- _Your goal_
Copying nothing before it, reproduce the line that holds "Transcribe this image's" and every line after it in the data, exactly.

- _The data_
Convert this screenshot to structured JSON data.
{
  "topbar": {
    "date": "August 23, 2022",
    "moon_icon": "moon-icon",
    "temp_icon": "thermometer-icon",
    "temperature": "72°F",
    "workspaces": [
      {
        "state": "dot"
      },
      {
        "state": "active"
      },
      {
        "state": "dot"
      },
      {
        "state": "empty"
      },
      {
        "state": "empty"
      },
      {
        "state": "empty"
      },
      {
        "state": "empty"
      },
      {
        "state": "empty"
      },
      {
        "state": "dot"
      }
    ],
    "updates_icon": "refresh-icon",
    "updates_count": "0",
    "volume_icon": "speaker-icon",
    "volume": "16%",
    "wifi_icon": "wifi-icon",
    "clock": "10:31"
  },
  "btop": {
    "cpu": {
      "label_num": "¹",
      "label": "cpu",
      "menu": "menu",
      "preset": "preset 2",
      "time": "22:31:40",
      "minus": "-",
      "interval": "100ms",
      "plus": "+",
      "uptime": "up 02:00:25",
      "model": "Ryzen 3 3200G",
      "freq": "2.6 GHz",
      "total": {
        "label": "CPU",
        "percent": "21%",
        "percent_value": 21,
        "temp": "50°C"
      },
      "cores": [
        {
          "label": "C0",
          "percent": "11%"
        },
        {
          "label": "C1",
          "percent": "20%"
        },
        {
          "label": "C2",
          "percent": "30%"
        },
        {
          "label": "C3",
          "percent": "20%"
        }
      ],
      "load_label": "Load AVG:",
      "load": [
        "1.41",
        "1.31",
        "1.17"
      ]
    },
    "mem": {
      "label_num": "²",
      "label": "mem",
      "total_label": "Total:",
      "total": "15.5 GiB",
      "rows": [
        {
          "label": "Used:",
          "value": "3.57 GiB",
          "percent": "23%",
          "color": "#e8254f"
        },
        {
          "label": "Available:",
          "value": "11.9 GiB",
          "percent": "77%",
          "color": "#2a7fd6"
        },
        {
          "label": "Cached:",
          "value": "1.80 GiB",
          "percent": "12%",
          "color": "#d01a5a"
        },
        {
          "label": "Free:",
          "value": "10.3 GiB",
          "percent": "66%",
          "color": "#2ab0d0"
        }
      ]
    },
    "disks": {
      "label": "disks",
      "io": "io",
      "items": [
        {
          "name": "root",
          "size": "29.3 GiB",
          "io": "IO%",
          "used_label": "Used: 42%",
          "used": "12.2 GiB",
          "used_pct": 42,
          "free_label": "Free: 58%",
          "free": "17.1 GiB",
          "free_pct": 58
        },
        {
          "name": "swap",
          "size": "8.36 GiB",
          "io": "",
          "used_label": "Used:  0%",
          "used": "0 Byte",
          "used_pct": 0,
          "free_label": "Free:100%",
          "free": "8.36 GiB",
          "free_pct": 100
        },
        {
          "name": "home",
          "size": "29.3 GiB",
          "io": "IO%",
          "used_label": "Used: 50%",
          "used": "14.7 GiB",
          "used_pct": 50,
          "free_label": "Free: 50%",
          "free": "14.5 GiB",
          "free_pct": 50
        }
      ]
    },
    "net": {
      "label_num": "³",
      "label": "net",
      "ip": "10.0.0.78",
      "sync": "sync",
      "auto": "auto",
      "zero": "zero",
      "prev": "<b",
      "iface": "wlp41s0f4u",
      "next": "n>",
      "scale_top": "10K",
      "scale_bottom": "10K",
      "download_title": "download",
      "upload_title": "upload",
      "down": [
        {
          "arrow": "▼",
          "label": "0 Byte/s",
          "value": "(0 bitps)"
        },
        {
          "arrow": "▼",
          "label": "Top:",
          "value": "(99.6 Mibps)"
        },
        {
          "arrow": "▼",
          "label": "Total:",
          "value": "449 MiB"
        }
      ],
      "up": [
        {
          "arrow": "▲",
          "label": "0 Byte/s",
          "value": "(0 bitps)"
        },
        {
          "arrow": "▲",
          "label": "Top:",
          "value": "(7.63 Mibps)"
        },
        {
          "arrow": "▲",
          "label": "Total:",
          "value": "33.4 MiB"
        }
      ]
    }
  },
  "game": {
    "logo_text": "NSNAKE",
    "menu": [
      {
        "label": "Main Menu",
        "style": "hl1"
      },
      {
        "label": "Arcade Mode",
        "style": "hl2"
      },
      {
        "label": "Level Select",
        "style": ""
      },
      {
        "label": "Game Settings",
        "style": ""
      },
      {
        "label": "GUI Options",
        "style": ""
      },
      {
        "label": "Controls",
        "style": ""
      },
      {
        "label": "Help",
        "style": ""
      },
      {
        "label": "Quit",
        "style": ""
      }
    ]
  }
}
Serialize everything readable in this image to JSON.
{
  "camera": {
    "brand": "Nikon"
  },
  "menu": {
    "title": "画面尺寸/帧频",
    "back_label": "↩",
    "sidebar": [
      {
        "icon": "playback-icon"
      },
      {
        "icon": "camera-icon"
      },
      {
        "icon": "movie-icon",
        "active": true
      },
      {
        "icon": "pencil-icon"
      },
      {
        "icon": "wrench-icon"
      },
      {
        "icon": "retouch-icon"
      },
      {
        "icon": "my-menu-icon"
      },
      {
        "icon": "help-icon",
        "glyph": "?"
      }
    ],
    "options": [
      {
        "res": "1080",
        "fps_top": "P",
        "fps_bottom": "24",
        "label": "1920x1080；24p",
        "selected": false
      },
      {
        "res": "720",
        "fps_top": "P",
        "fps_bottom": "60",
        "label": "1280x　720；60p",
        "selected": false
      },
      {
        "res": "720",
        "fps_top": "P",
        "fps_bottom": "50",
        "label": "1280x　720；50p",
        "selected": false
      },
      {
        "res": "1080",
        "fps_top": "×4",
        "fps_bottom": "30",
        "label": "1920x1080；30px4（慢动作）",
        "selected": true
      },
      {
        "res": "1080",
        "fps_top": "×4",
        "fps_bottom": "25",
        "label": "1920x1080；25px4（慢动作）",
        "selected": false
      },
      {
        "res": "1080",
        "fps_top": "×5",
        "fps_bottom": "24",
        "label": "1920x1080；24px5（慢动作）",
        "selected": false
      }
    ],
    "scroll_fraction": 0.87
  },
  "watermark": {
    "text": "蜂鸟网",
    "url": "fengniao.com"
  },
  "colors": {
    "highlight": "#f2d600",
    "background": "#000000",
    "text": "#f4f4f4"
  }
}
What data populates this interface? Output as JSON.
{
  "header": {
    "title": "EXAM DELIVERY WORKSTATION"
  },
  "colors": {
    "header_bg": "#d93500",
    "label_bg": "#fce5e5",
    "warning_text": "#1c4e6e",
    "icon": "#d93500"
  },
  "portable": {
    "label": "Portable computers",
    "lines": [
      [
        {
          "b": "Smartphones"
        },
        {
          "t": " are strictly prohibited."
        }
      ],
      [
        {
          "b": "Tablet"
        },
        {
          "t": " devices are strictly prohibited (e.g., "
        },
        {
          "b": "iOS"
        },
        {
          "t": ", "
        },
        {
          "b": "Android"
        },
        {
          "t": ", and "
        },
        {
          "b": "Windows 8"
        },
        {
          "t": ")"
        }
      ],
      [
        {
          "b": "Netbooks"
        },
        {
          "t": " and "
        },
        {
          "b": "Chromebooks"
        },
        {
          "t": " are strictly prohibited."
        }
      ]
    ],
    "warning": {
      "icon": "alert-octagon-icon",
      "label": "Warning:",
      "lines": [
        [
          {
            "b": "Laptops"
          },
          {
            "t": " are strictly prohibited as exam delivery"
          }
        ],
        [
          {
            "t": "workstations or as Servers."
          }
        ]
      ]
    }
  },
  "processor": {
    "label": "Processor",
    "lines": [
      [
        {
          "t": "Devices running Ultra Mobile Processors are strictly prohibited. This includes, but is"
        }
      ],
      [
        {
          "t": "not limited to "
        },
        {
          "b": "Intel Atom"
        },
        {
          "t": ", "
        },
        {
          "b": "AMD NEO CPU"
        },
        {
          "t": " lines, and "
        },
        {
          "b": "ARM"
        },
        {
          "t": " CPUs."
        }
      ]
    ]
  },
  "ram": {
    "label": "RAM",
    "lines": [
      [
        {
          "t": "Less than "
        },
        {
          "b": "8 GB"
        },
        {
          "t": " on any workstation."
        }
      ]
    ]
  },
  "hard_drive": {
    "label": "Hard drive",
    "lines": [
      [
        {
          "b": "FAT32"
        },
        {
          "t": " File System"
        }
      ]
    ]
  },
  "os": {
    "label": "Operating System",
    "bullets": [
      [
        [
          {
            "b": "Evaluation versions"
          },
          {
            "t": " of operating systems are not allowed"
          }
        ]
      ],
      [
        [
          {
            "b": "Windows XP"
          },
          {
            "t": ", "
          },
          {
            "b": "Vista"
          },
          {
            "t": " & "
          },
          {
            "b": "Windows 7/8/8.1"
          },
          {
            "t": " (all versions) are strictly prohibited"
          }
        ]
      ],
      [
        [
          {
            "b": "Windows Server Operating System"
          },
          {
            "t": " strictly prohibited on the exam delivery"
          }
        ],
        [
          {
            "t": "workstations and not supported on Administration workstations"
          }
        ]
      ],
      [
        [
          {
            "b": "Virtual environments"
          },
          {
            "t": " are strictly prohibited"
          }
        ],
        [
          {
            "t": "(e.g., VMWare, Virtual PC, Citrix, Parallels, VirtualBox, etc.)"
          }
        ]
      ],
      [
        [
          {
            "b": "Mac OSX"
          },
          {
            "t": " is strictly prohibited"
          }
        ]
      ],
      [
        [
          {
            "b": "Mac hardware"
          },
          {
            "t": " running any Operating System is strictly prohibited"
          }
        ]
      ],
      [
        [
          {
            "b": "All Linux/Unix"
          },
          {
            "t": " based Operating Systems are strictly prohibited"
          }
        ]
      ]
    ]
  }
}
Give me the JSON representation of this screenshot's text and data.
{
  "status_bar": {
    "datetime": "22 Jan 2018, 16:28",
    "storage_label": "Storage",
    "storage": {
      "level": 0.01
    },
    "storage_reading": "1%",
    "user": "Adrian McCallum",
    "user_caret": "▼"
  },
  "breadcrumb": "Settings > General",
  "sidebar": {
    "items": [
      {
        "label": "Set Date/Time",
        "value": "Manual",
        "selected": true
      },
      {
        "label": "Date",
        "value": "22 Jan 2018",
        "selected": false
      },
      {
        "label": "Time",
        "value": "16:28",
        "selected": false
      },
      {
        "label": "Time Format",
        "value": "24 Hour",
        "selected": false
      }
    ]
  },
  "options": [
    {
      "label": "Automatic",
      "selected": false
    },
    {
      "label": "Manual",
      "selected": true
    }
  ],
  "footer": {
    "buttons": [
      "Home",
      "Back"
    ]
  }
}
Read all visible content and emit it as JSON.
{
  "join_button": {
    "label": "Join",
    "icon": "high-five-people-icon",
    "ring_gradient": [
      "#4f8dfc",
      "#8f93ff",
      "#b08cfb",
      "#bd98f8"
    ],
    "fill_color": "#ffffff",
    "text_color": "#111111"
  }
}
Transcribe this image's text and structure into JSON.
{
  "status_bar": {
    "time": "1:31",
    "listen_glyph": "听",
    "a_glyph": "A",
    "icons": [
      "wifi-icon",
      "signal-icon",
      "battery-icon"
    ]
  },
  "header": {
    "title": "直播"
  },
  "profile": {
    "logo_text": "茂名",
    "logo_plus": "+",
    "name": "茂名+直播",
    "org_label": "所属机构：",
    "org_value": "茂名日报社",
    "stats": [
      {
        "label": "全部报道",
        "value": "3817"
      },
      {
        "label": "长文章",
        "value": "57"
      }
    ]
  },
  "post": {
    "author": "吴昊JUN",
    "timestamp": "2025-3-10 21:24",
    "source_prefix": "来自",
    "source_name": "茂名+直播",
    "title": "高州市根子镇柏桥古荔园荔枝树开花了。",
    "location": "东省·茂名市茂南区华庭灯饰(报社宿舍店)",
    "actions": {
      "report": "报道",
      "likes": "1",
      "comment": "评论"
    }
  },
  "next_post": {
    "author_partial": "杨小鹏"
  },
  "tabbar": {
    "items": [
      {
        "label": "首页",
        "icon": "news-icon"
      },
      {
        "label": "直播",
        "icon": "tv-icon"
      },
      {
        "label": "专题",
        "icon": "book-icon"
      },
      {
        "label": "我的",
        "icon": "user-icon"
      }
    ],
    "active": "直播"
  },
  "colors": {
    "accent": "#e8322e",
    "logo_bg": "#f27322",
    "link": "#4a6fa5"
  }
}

- _Answer box_
Transcribe this image's text and structure into JSON.
{
  "status_bar": {
    "time": "1:31",
    "listen_glyph": "听",
    "a_glyph": "A",
    "icons": [
      "wifi-icon",
      "signal-icon",
      "battery-icon"
    ]
  },
  "header": {
    "title": "直播"
  },
  "profile": {
    "logo_text": "茂名",
    "logo_plus": "+",
    "name": "茂名+直播",
    "org_label": "所属机构：",
    "org_value": "茂名日报社",
    "stats": [
      {
        "label": "全部报道",
        "value": "3817"
      },
      {
        "label": "长文章",
        "value": "57"
      }
    ]
  },
  "post": {
    "author": "吴昊JUN",
    "timestamp": "2025-3-10 21:24",
    "source_prefix": "来自",
    "source_name": "茂名+直播",
    "title": "高州市根子镇柏桥古荔园荔枝树开花了。",
    "location": "东省·茂名市茂南区华庭灯饰(报社宿舍店)",
    "actions": {
      "report": "报道",
      "likes": "1",
      "comment": "评论"
    }
  },
  "next_post": {
    "author_partial": "杨小鹏"
  },
  "tabbar": {
    "items": [
      {
        "label": "首页",
        "icon": "news-icon"
      },
      {
        "label": "直播",
        "icon": "tv-icon"
      },
      {
        "label": "专题",
        "icon": "book-icon"
      },
      {
        "label": "我的",
        "icon": "user-icon"
      }
    ],
    "active": "直播"
  },
  "colors": {
    "accent": "#e8322e",
    "logo_bg": "#f27322",
    "link": "#4a6fa5"
  }
}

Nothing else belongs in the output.